    4. You can find a list of all items with their names and IDs on the official wiki.
  12. "IsRecipe": "false",
    1. This is not a recipe. :)
    2. Technically this line is optional and STF will assume you didn't mean for your item to be a recipe if you didn't explicitly tell it so, but there's nothing wrong with including it.
  13. "StockPrice": 100,
    1. Vinegar normally costs 200 at Pierre's, but Krobus is selling his at a discount. (Presumably he found a few bottles floating in the sewers and doesn't feel right charging full price.) If we did not include this line, STF would assume we wanted Krobus to also sell vinegar for 200.
  14. "Stock": 3,
    1. Krobus only has 3 bottles of vinegar to sell each day that he sells them.
    2. If we left this blank, STF would assume that Krobus has an infinite amount of vinegar to sell you.
  15. The author trying to figure out how to specify an item should only be available if the player has a Joja membership.
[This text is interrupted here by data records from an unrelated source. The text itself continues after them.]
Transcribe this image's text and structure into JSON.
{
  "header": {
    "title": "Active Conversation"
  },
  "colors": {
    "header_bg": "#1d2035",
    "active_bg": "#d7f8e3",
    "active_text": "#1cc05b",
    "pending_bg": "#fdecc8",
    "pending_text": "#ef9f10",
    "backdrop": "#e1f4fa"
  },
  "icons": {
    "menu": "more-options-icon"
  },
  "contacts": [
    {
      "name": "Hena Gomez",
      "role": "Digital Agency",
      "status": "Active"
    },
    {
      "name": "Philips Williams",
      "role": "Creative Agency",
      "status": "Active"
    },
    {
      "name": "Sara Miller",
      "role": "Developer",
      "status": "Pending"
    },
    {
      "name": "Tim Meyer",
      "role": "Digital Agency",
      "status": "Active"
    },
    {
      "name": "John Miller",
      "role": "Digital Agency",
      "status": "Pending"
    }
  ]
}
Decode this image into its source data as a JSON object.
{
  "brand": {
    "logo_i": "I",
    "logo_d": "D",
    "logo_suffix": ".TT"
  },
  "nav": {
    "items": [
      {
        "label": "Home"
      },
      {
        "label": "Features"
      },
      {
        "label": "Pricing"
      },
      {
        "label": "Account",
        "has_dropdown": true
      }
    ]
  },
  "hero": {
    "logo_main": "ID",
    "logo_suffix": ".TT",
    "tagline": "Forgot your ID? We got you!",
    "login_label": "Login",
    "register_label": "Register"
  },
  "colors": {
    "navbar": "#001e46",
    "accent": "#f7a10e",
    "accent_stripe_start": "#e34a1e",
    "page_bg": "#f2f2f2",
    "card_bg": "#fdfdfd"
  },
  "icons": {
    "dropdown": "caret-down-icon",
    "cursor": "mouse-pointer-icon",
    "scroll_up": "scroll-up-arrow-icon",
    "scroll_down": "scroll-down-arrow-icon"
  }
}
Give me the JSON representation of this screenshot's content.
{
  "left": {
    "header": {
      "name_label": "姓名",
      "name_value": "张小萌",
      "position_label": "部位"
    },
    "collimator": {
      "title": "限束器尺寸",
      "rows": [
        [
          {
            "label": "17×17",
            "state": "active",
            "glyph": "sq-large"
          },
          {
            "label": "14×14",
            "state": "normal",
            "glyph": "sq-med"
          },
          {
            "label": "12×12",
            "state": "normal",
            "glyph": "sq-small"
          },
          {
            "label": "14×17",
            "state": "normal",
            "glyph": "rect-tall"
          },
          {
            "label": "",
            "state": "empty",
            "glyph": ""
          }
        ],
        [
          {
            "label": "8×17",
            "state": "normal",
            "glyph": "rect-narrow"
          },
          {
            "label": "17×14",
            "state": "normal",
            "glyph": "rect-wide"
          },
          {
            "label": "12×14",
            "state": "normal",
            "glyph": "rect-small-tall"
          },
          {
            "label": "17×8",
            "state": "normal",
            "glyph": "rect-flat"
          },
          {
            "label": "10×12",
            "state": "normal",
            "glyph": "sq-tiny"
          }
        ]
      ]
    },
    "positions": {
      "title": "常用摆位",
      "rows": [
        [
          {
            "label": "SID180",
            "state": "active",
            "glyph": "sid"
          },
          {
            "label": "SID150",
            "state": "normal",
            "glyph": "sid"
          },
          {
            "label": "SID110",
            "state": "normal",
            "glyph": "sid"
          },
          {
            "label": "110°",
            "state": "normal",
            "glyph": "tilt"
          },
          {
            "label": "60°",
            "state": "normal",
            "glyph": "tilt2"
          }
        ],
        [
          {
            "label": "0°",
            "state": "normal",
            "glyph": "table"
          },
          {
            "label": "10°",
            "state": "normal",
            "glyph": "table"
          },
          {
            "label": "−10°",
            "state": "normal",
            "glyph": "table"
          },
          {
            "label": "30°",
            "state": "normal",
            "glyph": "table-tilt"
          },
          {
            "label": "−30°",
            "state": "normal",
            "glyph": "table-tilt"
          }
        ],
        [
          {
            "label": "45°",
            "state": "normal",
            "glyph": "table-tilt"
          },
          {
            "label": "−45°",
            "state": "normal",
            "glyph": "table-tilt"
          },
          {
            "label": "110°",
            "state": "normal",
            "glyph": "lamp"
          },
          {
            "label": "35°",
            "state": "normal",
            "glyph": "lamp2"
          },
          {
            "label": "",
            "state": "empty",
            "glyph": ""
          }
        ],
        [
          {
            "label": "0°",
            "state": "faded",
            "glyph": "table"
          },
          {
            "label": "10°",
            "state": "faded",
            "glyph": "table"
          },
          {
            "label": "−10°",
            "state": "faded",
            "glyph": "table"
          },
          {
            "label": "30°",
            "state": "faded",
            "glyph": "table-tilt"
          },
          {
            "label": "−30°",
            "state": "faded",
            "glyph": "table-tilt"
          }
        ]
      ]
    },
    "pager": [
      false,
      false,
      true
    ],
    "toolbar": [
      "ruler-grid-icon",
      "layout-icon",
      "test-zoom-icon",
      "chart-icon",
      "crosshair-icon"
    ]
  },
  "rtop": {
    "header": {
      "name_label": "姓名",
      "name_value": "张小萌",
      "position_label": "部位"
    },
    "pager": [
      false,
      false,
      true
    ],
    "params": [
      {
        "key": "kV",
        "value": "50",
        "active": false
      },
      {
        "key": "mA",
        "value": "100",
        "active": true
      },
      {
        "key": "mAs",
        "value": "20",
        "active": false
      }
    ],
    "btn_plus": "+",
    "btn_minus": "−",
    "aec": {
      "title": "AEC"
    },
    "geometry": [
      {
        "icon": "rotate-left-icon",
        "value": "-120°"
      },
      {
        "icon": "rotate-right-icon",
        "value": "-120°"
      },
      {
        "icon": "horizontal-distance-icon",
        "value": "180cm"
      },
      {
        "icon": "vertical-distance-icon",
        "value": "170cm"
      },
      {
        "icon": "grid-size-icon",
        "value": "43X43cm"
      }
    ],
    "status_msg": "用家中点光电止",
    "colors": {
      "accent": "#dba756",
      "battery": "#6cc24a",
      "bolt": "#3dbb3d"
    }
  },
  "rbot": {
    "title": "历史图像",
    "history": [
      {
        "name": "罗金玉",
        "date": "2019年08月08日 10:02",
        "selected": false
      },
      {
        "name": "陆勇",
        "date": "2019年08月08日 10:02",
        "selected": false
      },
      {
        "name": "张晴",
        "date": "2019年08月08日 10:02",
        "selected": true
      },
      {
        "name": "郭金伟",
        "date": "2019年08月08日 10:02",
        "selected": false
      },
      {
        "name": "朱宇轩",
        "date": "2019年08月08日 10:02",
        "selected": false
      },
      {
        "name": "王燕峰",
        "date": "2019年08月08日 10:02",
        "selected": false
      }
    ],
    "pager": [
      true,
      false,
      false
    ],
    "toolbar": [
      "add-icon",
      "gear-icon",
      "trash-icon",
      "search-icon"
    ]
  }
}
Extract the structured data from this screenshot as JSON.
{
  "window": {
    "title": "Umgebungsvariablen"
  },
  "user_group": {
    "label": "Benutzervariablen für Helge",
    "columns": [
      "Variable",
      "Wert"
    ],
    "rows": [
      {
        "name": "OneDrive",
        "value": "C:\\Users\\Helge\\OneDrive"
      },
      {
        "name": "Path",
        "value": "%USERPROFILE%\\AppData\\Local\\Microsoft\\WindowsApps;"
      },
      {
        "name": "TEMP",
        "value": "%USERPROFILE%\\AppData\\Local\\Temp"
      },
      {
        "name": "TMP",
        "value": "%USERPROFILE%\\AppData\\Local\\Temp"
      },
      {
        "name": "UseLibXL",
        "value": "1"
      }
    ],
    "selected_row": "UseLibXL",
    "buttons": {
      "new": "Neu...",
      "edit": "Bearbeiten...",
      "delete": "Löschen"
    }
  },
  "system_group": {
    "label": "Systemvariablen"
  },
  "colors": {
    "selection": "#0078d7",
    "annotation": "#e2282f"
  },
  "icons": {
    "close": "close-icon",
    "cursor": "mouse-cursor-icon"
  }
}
The winner was [ "JojaMember" ].
    "When": [ "d Mon Tue Thu Fri Sat", ],
    1. This line specifies the conditions when Krobus will sell us vinegar. This is the trickiest part of using Shop Tile Framework!
    2. If we did not include a "When" key and value, STF would assume that Krobus always has vinegar to sell.
    3. This example uses "d Mon" to mean not on Mondays. Why the conditions work like that instead of just saying which day you do want is a mystery. ¯\_(ツ)_/¯
    4. You can get a list of condition options in the STF documentation. They are based on the same conditions used for events/cut scenes.
    5. If you're trying to do something tricky, it can be easier to test a lot of options at once by trying to add many items, each with a different condition, and then seeing which one(s) appear in the shop you are targeting.
  16. }, ],
    1. We're done with both this shop change and it's the last (and only) change we're making, so we can close both the brace for our stock change and the bracket for our stock changes list.
    2. This bracket is followed by a comma because there may be other keys and values we want to specify for our stock change. We don't have any other keys/values, but as always it's easier to have the comma and not need it than the other way around.
  17. "PriceMultiplierWhen": { "0.75": [ "f Krobus 500" ], },
    1. Krobus will give a discount on vinegar once we have two hearts (500 friendship points) with him.
    2. "0.75" means "multiply the usual sell price by .75 (in other words, make the items 25% off) when the conditions are met
    3. You can set several different multiplier options here as long as you pair each one with a set of conditions.
    4. These conditions work the same was as the ones used with "when"
  18. }, ],
    1. We're done editing Krobus' shop, so we can close this brace too. And we're done with our list of vanilla shop changes, so that bracket can be closed.
  19. }
    1. And last, we have one more closing brace. This one is to tell Smapi that our json file has come to an end. Don't forget it!
  20. Hit save on your file and use https://smapi.io/json to make sure you've got all your brackets, braces, and commas right.
    1. If you copy-pasted this code exactly, the Json checker should find no errors.
  21. Your mod is now ready to run! Load up Smapi, visit Krobus on a Sunday or Wednesday, and see your changes!
  22. That's it! You've made your first mod and seen it in action!

What's next?[edit | edit source | hide]

Now that you have the basics down, you can go wild changing every shop in town. The best advice is to look at other mods and the documentation for ideas, then play around in your mod and see what you can do. Have fun!

PS: Interesting in writing a tutorial for this wiki? We'd love to have you! No qualifications are needed. Just create a new page, call it "Tutorial: Doing a Thing" (name as appropriate), and start sharing your knowledge. :)